(Interface dataset entries)
========
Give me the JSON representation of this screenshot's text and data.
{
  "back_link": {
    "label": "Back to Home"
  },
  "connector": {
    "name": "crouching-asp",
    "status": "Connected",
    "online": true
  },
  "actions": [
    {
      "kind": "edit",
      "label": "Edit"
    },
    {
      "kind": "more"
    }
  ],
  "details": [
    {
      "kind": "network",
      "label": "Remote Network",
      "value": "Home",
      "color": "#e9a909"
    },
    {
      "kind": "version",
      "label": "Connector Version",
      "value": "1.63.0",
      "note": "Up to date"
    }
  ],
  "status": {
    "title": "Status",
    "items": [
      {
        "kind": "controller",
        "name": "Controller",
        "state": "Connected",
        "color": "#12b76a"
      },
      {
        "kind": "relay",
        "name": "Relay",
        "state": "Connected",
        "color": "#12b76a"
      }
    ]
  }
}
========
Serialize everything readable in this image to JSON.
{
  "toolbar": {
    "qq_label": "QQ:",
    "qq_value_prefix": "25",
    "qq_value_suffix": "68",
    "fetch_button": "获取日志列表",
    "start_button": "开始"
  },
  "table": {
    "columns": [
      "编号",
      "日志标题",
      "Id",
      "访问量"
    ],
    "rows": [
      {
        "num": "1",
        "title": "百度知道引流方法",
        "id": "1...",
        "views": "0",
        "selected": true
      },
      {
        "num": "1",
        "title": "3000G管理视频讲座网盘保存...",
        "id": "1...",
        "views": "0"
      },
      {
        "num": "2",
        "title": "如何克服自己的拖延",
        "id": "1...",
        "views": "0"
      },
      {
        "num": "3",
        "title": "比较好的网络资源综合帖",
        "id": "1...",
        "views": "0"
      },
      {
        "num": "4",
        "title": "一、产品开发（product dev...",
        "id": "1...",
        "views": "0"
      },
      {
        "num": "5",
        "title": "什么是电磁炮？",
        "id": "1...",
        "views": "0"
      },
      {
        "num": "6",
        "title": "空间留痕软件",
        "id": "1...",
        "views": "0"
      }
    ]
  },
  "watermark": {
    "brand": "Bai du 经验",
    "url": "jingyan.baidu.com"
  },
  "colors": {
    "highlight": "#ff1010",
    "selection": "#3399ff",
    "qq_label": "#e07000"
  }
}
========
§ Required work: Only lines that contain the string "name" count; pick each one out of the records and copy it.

§ Result of the exercise:
    "name": "crouching-asp",
        "name": "Controller",
        "name": "Relay",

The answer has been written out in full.